Material provided

=== Begin Enclosure ===

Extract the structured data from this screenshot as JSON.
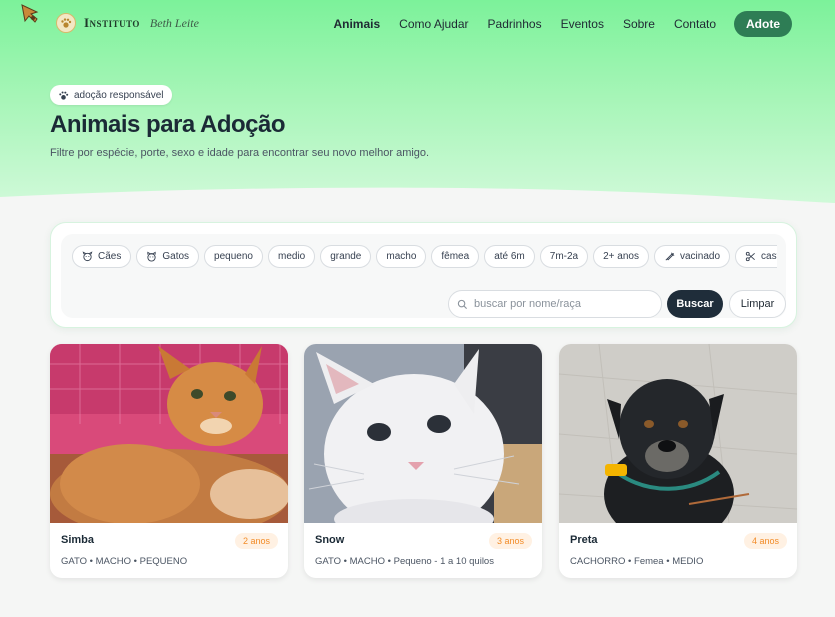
{
  "brand": {
    "name": "Instituto",
    "script": "Beth Leite"
  },
  "nav": {
    "links": [
      "Animais",
      "Como Ajudar",
      "Padrinhos",
      "Eventos",
      "Sobre",
      "Contato"
    ],
    "cta": "Adote"
  },
  "hero": {
    "pill": "adoção responsável",
    "title": "Animais para Adoção",
    "subtitle": "Filtre por espécie, porte, sexo e idade para encontrar seu novo melhor amigo."
  },
  "filters": {
    "chips": [
      {
        "label": "Cães",
        "icon": "dog-icon"
      },
      {
        "label": "Gatos",
        "icon": "cat-icon"
      },
      {
        "label": "pequeno"
      },
      {
        "label": "medio"
      },
      {
        "label": "grande"
      },
      {
        "label": "macho"
      },
      {
        "label": "fêmea"
      },
      {
        "label": "até 6m"
      },
      {
        "label": "7m-2a"
      },
      {
        "label": "2+ anos"
      },
      {
        "label": "vacinado",
        "icon": "syringe-icon"
      },
      {
        "label": "castrado",
        "icon": "scissors-icon"
      }
    ],
    "search_placeholder": "buscar por nome/raça",
    "search_value": "",
    "search_button": "Buscar",
    "clear_button": "Limpar"
  },
  "animals": [
    {
      "name": "Simba",
      "age": "2 anos",
      "meta": "GATO • MACHO • PEQUENO",
      "photo": "orange-tabby-cat"
    },
    {
      "name": "Snow",
      "age": "3 anos",
      "meta": "GATO • MACHO • Pequeno - 1 a 10 quilos",
      "photo": "white-cat"
    },
    {
      "name": "Preta",
      "age": "4 anos",
      "meta": "CACHORRO • Femea • MEDIO",
      "photo": "black-dog"
    }
  ],
  "colors": {
    "accent": "#2e7d55",
    "hero": "#7cf29a",
    "age_badge": "#f28c28",
    "dark_button": "#1f2d3a"
  }
}
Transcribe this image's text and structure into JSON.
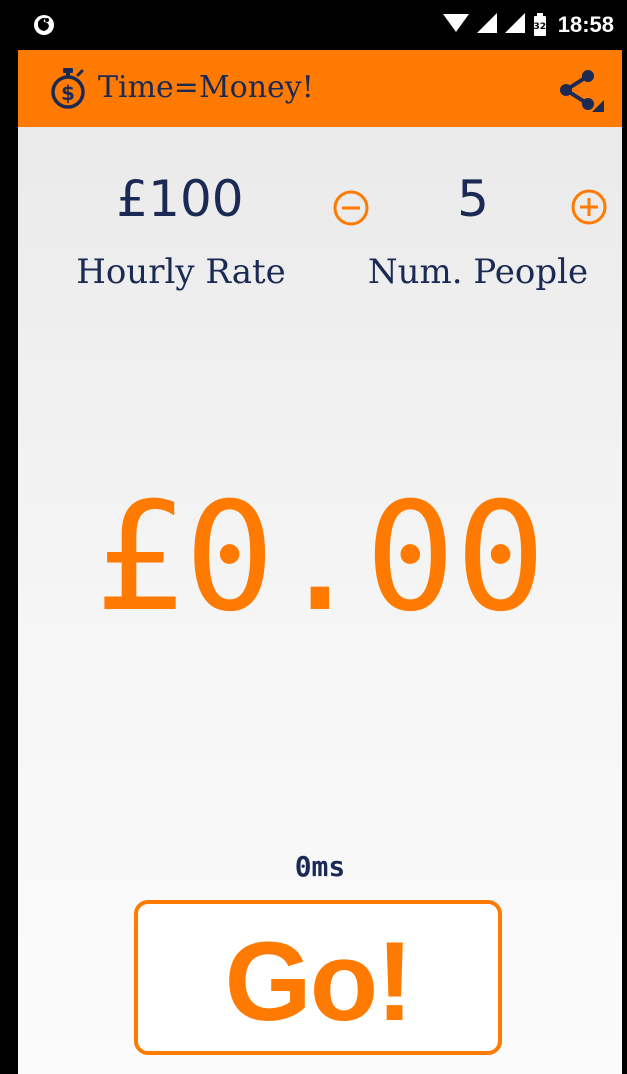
{
  "status_bar": {
    "time": "18:58",
    "battery_level": "32",
    "notification_icon": "firefox-icon"
  },
  "app_bar": {
    "title": "Time=Money!",
    "icon": "stopwatch-money-icon",
    "share_icon": "share-icon"
  },
  "controls": {
    "hourly_rate_value": "£100",
    "hourly_rate_label": "Hourly Rate",
    "people_value": "5",
    "people_label": "Num. People",
    "minus_icon": "minus-circle-icon",
    "plus_icon": "plus-circle-icon"
  },
  "amount": "£0.00",
  "elapsed": "0ms",
  "go_button": {
    "label": "Go!"
  },
  "colors": {
    "accent": "#ff7a00",
    "text_dark": "#1b2a55",
    "status_bar": "#000000"
  }
}
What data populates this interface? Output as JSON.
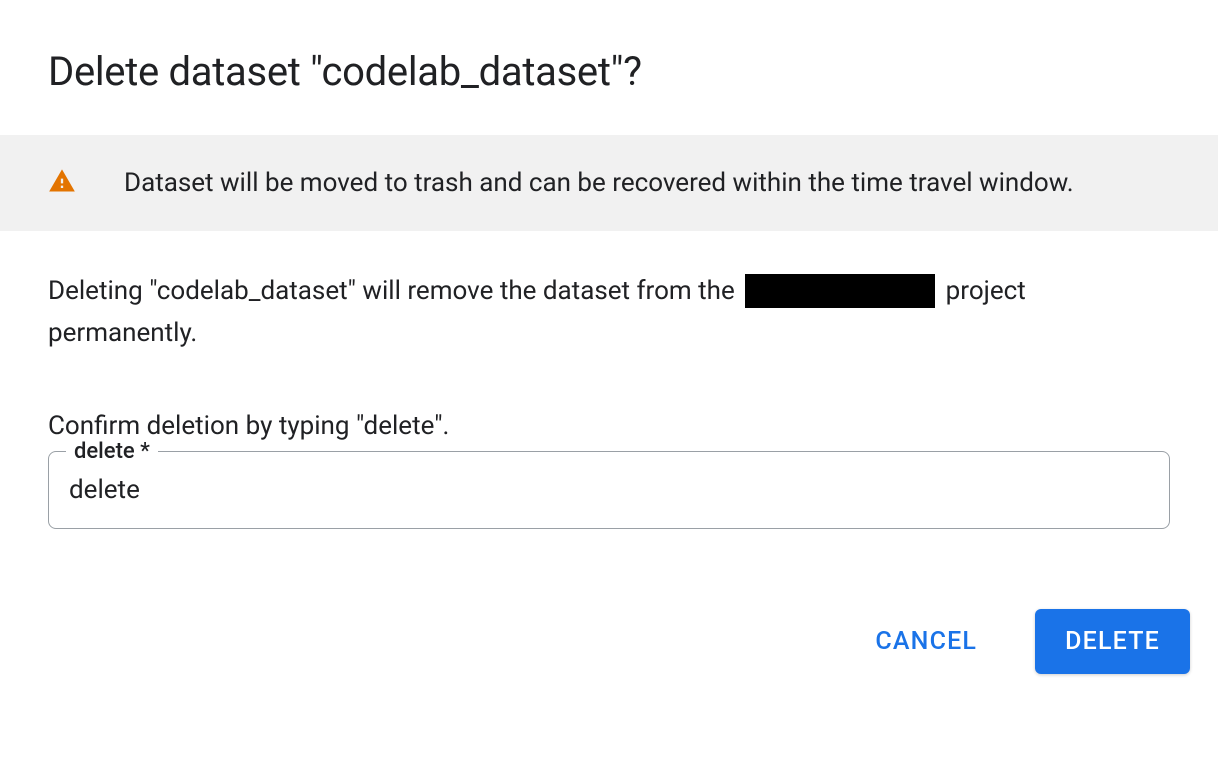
{
  "dialog": {
    "title": "Delete dataset \"codelab_dataset\"?",
    "banner_text": "Dataset will be moved to trash and can be recovered within the time travel window.",
    "description_prefix": "Deleting \"codelab_dataset\" will remove the dataset from the ",
    "description_suffix": " project permanently.",
    "confirm_prompt": "Confirm deletion by typing \"delete\".",
    "input_label": "delete *",
    "input_value": "delete",
    "cancel_label": "CANCEL",
    "delete_label": "DELETE"
  },
  "colors": {
    "warning": "#e37400",
    "primary": "#1a73e8"
  }
}
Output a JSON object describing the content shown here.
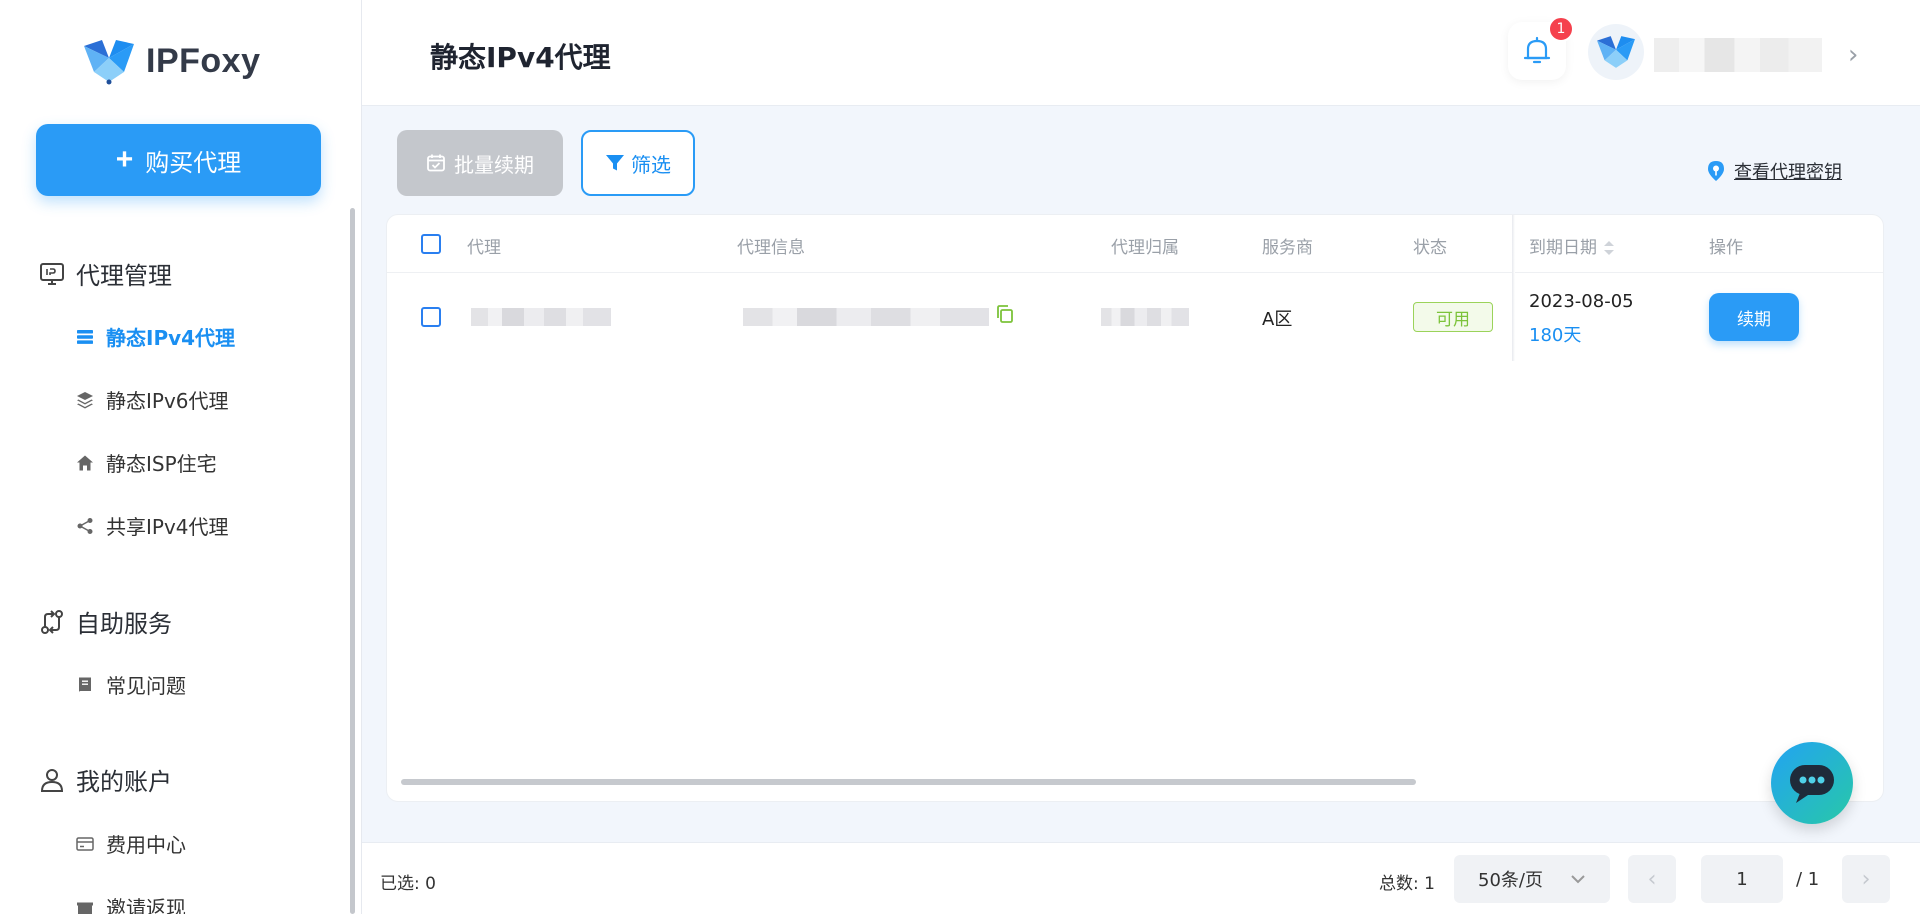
{
  "brand": {
    "name": "IPFoxy"
  },
  "sidebar": {
    "buy_button": "购买代理",
    "sections": [
      {
        "label": "代理管理",
        "items": [
          "静态IPv4代理",
          "静态IPv6代理",
          "静态ISP住宅",
          "共享IPv4代理"
        ]
      },
      {
        "label": "自助服务",
        "items": [
          "常见问题"
        ]
      },
      {
        "label": "我的账户",
        "items": [
          "费用中心",
          "邀请返现"
        ]
      }
    ],
    "active_item": "静态IPv4代理"
  },
  "header": {
    "title": "静态IPv4代理",
    "notification_count": "1"
  },
  "toolbar": {
    "batch_renew": "批量续期",
    "filter": "筛选",
    "view_key": "查看代理密钥"
  },
  "table": {
    "columns": [
      "代理",
      "代理信息",
      "代理归属",
      "服务商",
      "状态",
      "到期日期",
      "操作"
    ],
    "rows": [
      {
        "provider": "A区",
        "status": "可用",
        "expiry_date": "2023-08-05",
        "days_left": "180天",
        "action": "续期"
      }
    ]
  },
  "footer": {
    "selected": "已选: 0",
    "total": "总数: 1",
    "page_size": "50条/页",
    "current_page": "1",
    "total_pages": "/ 1"
  },
  "colors": {
    "primary": "#2a9bf6",
    "status_ok": "#7cc33a",
    "badge": "#f5414d"
  }
}
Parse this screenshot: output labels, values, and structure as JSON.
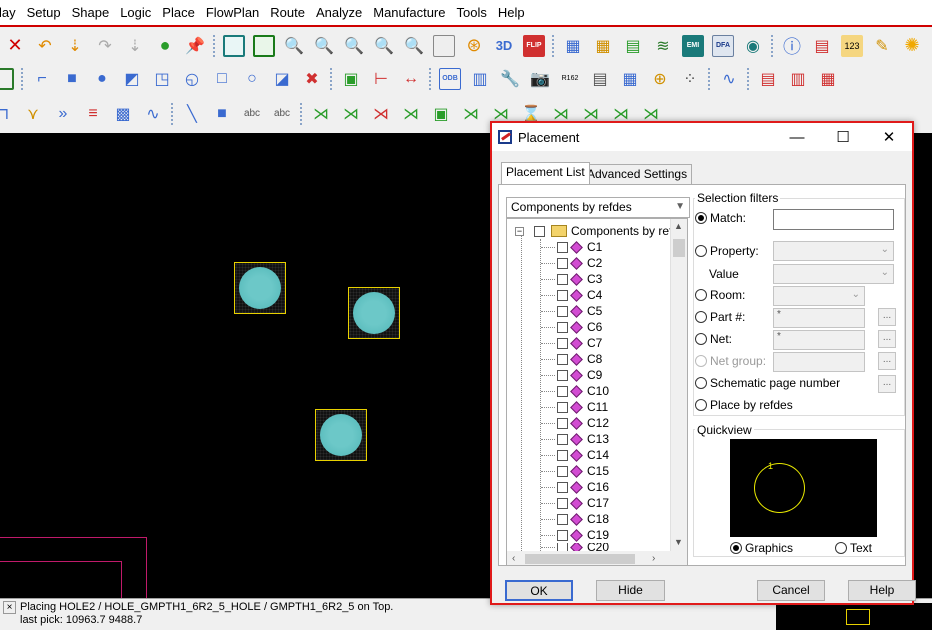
{
  "menu": [
    "lay",
    "Setup",
    "Shape",
    "Logic",
    "Place",
    "FlowPlan",
    "Route",
    "Analyze",
    "Manufacture",
    "Tools",
    "Help"
  ],
  "toolbar": {
    "icon3d": "3D",
    "flip": "FLIP",
    "icon123": "123",
    "odb": "ODB",
    "r162": "R162",
    "emi": "EMI",
    "dfa": "DFA"
  },
  "status": {
    "line1": "Placing HOLE2 / HOLE_GMPTH1_6R2_5_HOLE / GMPTH1_6R2_5 on Top.",
    "line2": "last pick:  10963.7 9488.7",
    "close": "×"
  },
  "dialog": {
    "title": "Placement",
    "tabs": [
      "Placement List",
      "Advanced Settings"
    ],
    "list_mode": "Components by refdes",
    "tree_root": "Components by refc",
    "items": [
      "C1",
      "C2",
      "C3",
      "C4",
      "C5",
      "C6",
      "C7",
      "C8",
      "C9",
      "C10",
      "C11",
      "C12",
      "C13",
      "C14",
      "C15",
      "C16",
      "C17",
      "C18",
      "C19",
      "C20"
    ],
    "filters": {
      "group": "Selection filters",
      "match": "Match:",
      "match_value": "",
      "property": "Property:",
      "value": "Value",
      "room": "Room:",
      "part": "Part #:",
      "part_value": "*",
      "net": "Net:",
      "net_value": "*",
      "net_group": "Net group:",
      "schematic": "Schematic page number",
      "place_by_refdes": "Place by refdes",
      "ellipsis": "..."
    },
    "quickview": {
      "label": "Quickview",
      "graphics": "Graphics",
      "text": "Text",
      "ref": "1"
    },
    "buttons": {
      "ok": "OK",
      "hide": "Hide",
      "cancel": "Cancel",
      "help": "Help"
    }
  }
}
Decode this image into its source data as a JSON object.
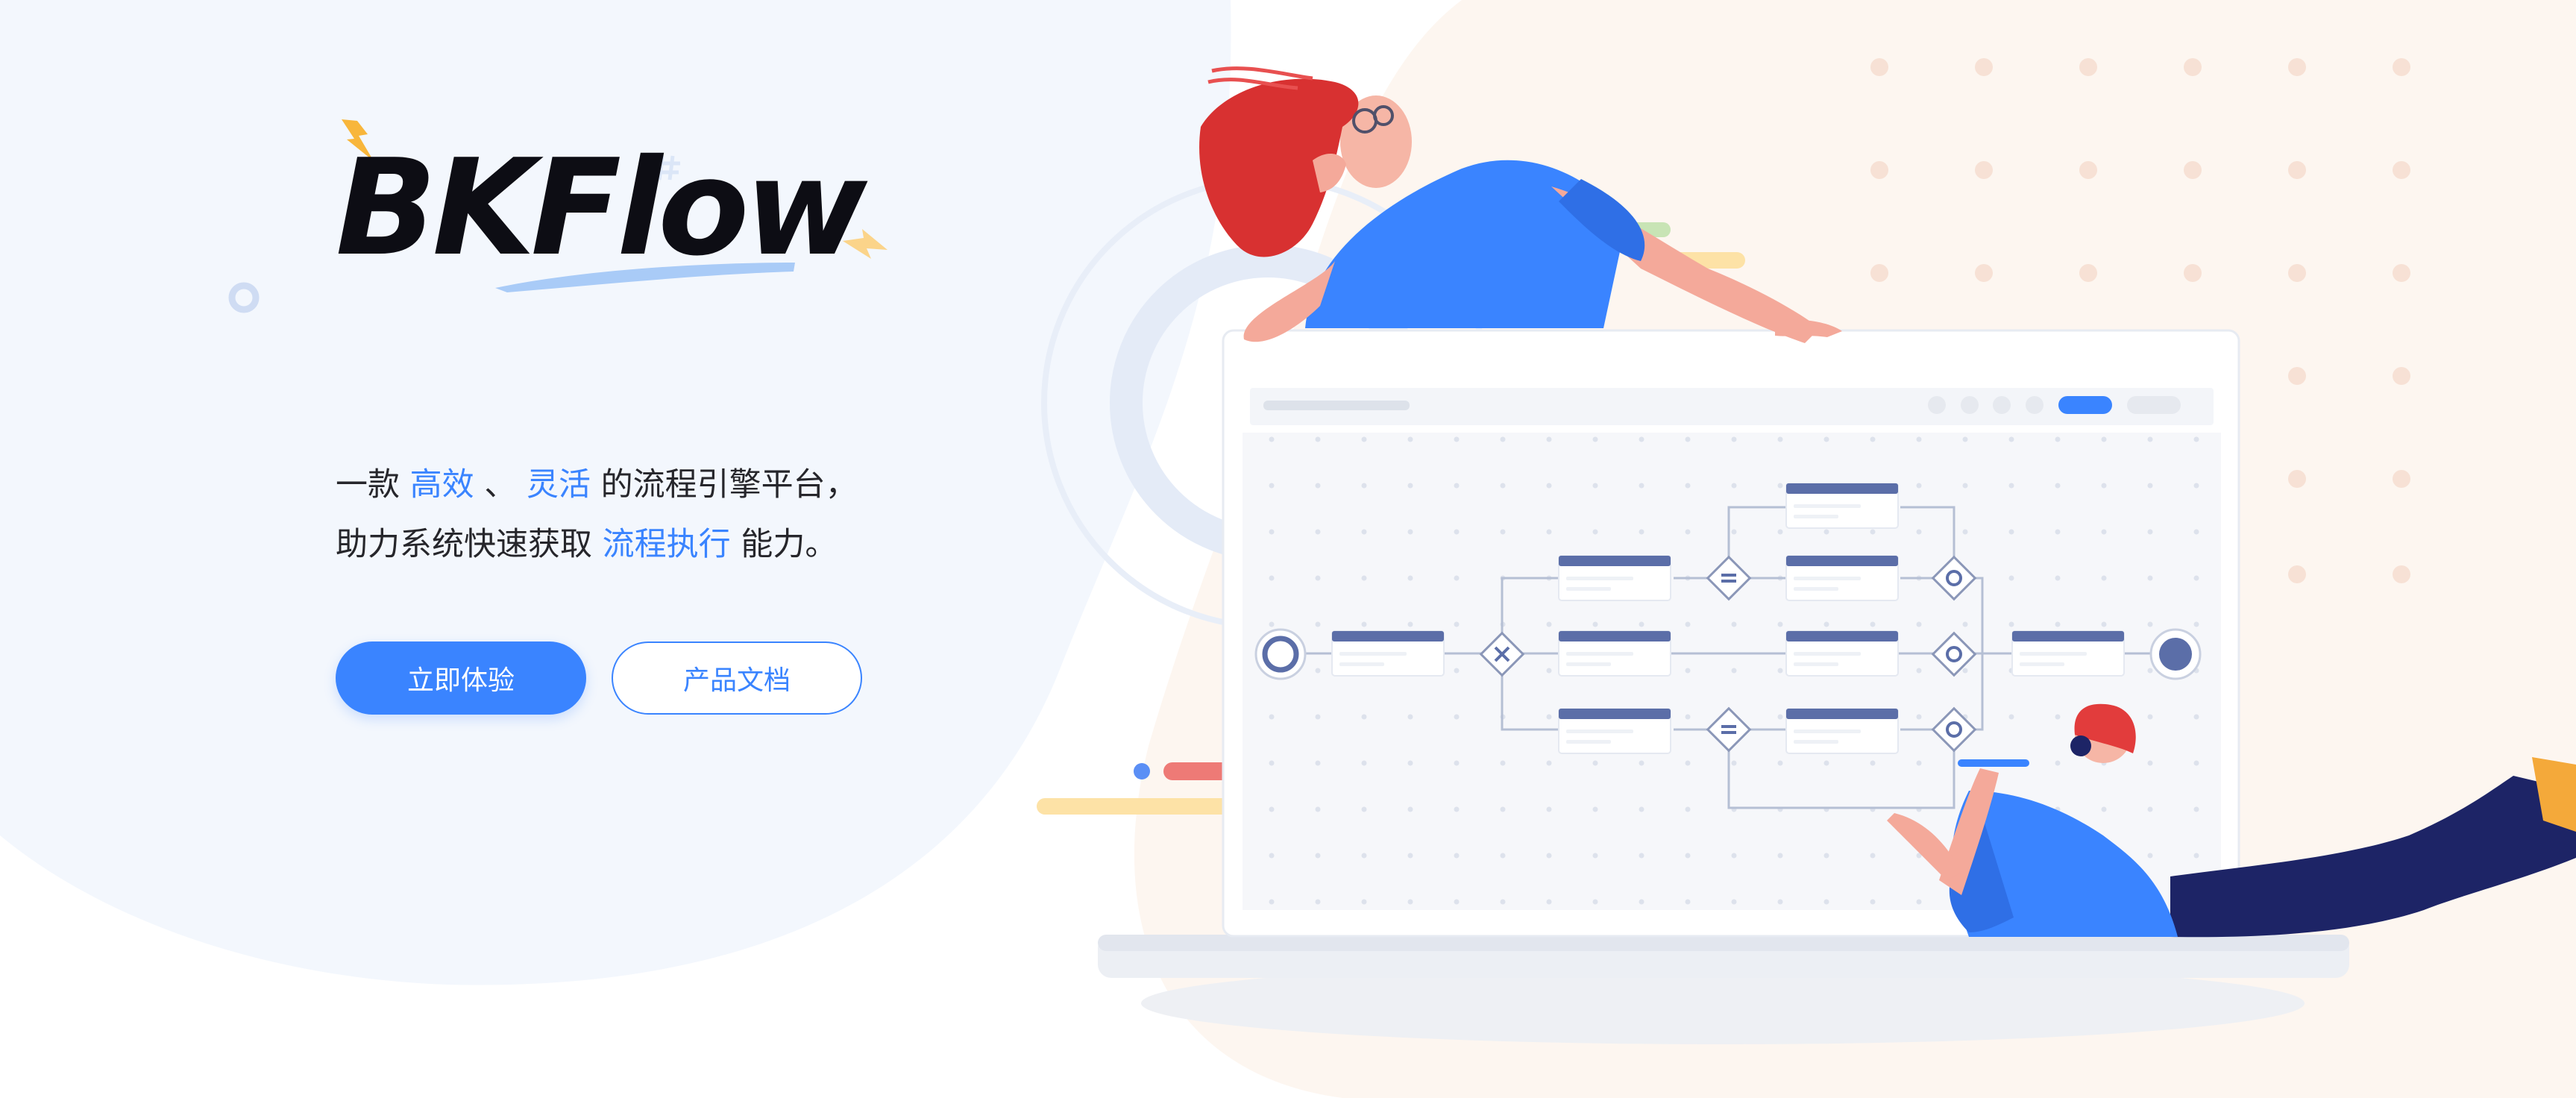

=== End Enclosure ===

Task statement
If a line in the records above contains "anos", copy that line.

Task answer
        "label": "2+ anos"
      "age": "2 anos",
      "age": "3 anos",
      "age": "4 anos",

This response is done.